Rangers from the Truwana (the indigenous name for Cape Barren Island) have started employing ‘cool burn’ methods learned from traditional burners in the Top End.
Fires in the Cape Barren area have been particularly destructive to the environment.

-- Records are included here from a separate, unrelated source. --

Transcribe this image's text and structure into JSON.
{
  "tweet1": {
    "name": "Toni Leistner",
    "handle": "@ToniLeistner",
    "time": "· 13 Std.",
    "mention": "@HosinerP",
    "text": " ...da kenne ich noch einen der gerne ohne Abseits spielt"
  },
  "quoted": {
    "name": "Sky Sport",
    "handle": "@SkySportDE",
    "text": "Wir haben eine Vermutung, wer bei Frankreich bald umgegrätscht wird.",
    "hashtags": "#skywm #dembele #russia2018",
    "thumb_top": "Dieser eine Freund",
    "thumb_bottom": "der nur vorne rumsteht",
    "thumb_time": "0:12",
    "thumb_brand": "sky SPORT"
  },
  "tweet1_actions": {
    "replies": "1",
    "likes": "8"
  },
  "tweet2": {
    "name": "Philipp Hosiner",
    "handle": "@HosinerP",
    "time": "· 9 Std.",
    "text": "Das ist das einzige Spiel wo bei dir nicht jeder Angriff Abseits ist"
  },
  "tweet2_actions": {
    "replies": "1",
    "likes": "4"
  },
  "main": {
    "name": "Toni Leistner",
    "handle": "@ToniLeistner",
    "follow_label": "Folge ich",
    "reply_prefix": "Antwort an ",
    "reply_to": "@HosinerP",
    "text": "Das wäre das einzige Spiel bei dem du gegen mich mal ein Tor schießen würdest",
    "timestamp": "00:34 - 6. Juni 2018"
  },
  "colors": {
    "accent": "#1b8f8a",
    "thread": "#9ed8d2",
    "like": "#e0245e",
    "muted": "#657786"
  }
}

Paul Catrell from the Tasmanian Fire Service believes this is due to the vegetation that has been allowed to build over a long period of time.
The cool burn method of back-burning, which is used by traditional burners, is spread out in a patchwork over the land and has been specifically designed to protect it. This method of burning has been used to deter bushfires and support regeneration for centuries.
"You can go back in history and you can see that by doing this sort of practice that it stops those intensely devastating fires from occurring," Mr Catrell told the ABC.
Image: Still from Australia's Inferno
"They know the weather patterns, they know the country, they know the fuel types, they know what they want to protect."
A cool burn is a quick- burning fire that moves fast, avoiding damage to the roots andor earth so that, native plants can regrow.
According to recent research undertaken by the Tasmanian Aboriginal Centre and local scientists , the traditional method of fire- burning can be dated back 40,000 years. However, it has only been 12 years since Cape Barren Island was returned to the traditional owners.
Terry Maynard, one of the Truwana Rangers explained the pride he feels caring for the land.
“It's really important now that we've had the land handed back to show people off the island how we can look after our land and that we want to," he said to the ABC.
Image: Australian Bushfire, National Georgaphic